What is currency risk?

Countries, investors, and international businesses have to frequently assess currency risk, which is the chance that exchange rates will change unfavorably at inopportune times. An investment in a foreign security or company, or income payments coming from foreign sources, can be at risk for exchange rate changes. If an investor or company has financial interests which are based in another currency, or if the investor engages in Forex trading, currency risk looms over the future value of the holdings, on top of any typical market risk. Continue reading...

Should I buy other currencies?

The U.S. dollar is the world’s reserve currency, so generally speaking, if you are not planning to travel to foreign countries or do not have the need for foreign currencies in your business, you might as well stay with U.S. dollars. If you are using foreign currencies in your investment portfolio, you must be prepared for volatility and continue to educate yourself on the Forex market as well as international trade. The famous example of George Soros, who almost destroyed the Bank of England, and made a couple of billion dollars along the way, might not necessarily be applicable to you. Continue reading...

What is currency arbitrage?

Currency arbitrage is when the value of a triangle of currency pairs does not cross-correlate, and a bank or large institution is able to exploit the temporary discrepancy for a profit before the market equalizes again. Arbitrage is when an investor (usually an institutional investor) can pick up something in one market that has a higher value in another market, perhaps due to lower liquidity or information flow in the secondary market, and can move goods or securities across these markets and make a profit. Continue reading...

What is a currency certificate?

A currency certificate is also called a foreign exchange (Forex) certificate (FEC), and it validates that the bearer is entitled to a certain amount of foreign currency upon the redemption of the certificate, or that a certain amount of foreign currency was exchanged for it. This is not to be confused with a certificate of currency, which is proof that some types of insurance are currently in effect.
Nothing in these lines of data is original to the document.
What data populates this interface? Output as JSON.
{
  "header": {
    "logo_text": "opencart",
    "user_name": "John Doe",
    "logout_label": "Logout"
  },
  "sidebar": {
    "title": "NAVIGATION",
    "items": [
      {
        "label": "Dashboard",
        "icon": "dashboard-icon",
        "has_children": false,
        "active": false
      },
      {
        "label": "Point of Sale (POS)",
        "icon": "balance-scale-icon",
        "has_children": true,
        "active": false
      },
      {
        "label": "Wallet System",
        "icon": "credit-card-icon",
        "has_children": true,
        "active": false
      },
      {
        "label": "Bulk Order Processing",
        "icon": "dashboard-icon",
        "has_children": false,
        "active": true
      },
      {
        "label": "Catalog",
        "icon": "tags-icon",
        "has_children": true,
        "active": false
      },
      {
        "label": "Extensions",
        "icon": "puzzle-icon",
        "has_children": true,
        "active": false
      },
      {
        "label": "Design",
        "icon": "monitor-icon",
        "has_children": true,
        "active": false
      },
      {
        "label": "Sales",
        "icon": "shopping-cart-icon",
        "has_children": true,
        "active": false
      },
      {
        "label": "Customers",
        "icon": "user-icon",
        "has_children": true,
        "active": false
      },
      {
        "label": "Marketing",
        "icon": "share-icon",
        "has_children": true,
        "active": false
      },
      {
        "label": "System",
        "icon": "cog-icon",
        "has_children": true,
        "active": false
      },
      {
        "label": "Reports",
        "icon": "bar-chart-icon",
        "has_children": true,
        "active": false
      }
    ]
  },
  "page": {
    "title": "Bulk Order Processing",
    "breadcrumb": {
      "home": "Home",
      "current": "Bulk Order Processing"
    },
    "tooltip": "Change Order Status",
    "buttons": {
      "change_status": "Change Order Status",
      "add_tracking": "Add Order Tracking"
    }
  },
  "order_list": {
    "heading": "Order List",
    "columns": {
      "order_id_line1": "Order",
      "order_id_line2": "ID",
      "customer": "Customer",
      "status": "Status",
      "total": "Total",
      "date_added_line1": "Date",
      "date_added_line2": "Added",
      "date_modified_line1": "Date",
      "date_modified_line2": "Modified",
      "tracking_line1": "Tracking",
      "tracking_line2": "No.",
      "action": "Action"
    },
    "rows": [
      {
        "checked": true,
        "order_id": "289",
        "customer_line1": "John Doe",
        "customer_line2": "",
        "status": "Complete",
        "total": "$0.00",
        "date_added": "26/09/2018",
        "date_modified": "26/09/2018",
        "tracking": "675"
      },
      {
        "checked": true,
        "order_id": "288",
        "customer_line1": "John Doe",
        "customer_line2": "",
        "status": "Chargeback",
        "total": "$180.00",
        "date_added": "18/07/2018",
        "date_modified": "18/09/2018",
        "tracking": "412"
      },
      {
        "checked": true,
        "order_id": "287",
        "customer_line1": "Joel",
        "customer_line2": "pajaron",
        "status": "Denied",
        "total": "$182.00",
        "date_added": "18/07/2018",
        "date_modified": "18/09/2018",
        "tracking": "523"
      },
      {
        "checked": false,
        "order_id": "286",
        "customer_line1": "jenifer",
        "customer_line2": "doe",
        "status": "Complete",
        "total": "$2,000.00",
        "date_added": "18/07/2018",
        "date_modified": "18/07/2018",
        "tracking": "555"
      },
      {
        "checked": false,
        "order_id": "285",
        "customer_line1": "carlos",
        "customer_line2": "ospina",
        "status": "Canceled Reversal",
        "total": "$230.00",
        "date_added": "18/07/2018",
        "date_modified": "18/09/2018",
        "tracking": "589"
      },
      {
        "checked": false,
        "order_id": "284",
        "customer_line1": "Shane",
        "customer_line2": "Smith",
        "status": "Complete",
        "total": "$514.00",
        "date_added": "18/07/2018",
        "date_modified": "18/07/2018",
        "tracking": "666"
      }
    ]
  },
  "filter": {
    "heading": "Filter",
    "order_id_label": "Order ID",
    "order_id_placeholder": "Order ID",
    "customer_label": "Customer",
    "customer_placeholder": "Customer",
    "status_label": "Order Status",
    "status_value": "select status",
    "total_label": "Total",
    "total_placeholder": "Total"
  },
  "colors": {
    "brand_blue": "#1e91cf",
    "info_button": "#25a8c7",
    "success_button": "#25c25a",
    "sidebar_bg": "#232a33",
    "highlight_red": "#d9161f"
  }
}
Currency certificates have been historically used in countries with closed or controlled economies, such as the Soviet Union, Cuba, and China. Continue reading...

What is currency convertibility?

Currencies may work fine in a particular country or region, but it may happen that certain currencies are not convertible into other currencies or gold. Sometimes this is by choice, such as was formerly the case with closed economies like the People’s Republic of China, Soviet Russia, Cuba, and others. Most currencies are convertible into other currencies. Banks, at least the central banks of countries, tend to have reserves of most foreign currencies with their citizens do business. Continue reading...

What is currency exchange?

Currencies can be exchanged for other currencies, and there are more reasons to do this than most people realize. People are familiar with the currency exchange in the context of tourists stopping by a currency exchange kiosk so that they can buy trinkets at the local tourist traps, but the Foreign Exchange (Forex) market, where currencies are traded, is the largest market in the world by far. Currencies are exchanged for each other on a massive scale on the international Forex market. Thousands of banks connect through electronic trading systems which are part of the interbank forex market. Millions of smaller-scale traders and individuals also engage in Forex trading, either over-the-counter or on regulated international exchanges. Continue reading...

What is a foreign currency swap?

These are generally referred to as currency swaps or cross-currency swaps , since “foreign” is a little redundant (currencies are from different countries anyway). Central banks and large institutions sometimes swap principal amounts and loan interest in their domestic currency in exchange for a foreign currency, to provide liquidity and a hedge. Currency swaps are where banking institutions, particularly central banks, exchange a loan in one currency for a loan in another currency. Continue reading...